Assignment: Provide the entries once more, identical in every word.

Exercise data:
##########

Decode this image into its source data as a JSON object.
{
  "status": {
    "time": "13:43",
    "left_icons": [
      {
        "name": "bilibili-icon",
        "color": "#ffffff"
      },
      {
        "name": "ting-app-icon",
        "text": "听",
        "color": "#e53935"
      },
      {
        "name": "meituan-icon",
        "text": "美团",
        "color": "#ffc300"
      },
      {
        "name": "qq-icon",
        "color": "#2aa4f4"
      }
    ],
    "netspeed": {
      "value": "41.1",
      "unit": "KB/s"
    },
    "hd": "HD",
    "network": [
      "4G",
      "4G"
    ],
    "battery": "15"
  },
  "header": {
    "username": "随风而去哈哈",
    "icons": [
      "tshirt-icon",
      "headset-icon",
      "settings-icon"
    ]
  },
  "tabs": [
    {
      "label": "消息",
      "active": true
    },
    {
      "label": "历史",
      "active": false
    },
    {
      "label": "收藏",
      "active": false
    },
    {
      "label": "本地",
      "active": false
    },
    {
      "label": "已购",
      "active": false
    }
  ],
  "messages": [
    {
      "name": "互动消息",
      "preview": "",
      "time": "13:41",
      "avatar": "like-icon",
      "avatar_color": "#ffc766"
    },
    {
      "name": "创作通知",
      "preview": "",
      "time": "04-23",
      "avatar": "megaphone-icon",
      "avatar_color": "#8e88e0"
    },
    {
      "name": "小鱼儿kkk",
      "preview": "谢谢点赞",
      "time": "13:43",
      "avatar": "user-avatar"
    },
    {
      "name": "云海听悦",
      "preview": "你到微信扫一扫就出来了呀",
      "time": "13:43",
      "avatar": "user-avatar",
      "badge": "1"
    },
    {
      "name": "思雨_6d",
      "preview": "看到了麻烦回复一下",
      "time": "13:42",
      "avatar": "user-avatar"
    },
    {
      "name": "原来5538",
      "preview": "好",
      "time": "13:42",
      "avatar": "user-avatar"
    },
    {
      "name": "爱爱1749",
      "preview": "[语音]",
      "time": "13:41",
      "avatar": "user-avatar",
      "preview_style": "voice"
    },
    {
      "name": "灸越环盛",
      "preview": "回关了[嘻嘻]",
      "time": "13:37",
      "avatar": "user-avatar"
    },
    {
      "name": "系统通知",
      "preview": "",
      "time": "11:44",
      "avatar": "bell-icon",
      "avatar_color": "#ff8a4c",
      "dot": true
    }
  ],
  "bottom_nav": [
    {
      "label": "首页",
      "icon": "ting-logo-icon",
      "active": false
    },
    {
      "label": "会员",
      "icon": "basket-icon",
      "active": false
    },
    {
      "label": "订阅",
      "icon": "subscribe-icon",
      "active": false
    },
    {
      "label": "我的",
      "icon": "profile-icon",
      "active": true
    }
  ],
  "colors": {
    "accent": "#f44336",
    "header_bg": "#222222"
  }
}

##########

Task response:
Decode this image into its source data as a JSON object.
{
  "status": {
    "time": "13:43",
    "left_icons": [
      {
        "name": "bilibili-icon",
        "color": "#ffffff"
      },
      {
        "name": "ting-app-icon",
        "text": "听",
        "color": "#e53935"
      },
      {
        "name": "meituan-icon",
        "text": "美团",
        "color": "#ffc300"
      },
      {
        "name": "qq-icon",
        "color": "#2aa4f4"
      }
    ],
    "netspeed": {
      "value": "41.1",
      "unit": "KB/s"
    },
    "hd": "HD",
    "network": [
      "4G",
      "4G"
    ],
    "battery": "15"
  },
  "header": {
    "username": "随风而去哈哈",
    "icons": [
      "tshirt-icon",
      "headset-icon",
      "settings-icon"
    ]
  },
  "tabs": [
    {
      "label": "消息",
      "active": true
    },
    {
      "label": "历史",
      "active": false
    },
    {
      "label": "收藏",
      "active": false
    },
    {
      "label": "本地",
      "active": false
    },
    {
      "label": "已购",
      "active": false
    }
  ],
  "messages": [
    {
      "name": "互动消息",
      "preview": "",
      "time": "13:41",
      "avatar": "like-icon",
      "avatar_color": "#ffc766"
    },
    {
      "name": "创作通知",
      "preview": "",
      "time": "04-23",
      "avatar": "megaphone-icon",
      "avatar_color": "#8e88e0"
    },
    {
      "name": "小鱼儿kkk",
      "preview": "谢谢点赞",
      "time": "13:43",
      "avatar": "user-avatar"
    },
    {
      "name": "云海听悦",
      "preview": "你到微信扫一扫就出来了呀",
      "time": "13:43",
      "avatar": "user-avatar",
      "badge": "1"
    },
    {
      "name": "思雨_6d",
      "preview": "看到了麻烦回复一下",
      "time": "13:42",
      "avatar": "user-avatar"
    },
    {
      "name": "原来5538",
      "preview": "好",
      "time": "13:42",
      "avatar": "user-avatar"
    },
    {
      "name": "爱爱1749",
      "preview": "[语音]",
      "time": "13:41",
      "avatar": "user-avatar",
      "preview_style": "voice"
    },
    {
      "name": "灸越环盛",
      "preview": "回关了[嘻嘻]",
      "time": "13:37",
      "avatar": "user-avatar"
    },
    {
      "name": "系统通知",
      "preview": "",
      "time": "11:44",
      "avatar": "bell-icon",
      "avatar_color": "#ff8a4c",
      "dot": true
    }
  ],
  "bottom_nav": [
    {
      "label": "首页",
      "icon": "ting-logo-icon",
      "active": false
    },
    {
      "label": "会员",
      "icon": "basket-icon",
      "active": false
    },
    {
      "label": "订阅",
      "icon": "subscribe-icon",
      "active": false
    },
    {
      "label": "我的",
      "icon": "profile-icon",
      "active": true
    }
  ],
  "colors": {
    "accent": "#f44336",
    "header_bg": "#222222"
  }
}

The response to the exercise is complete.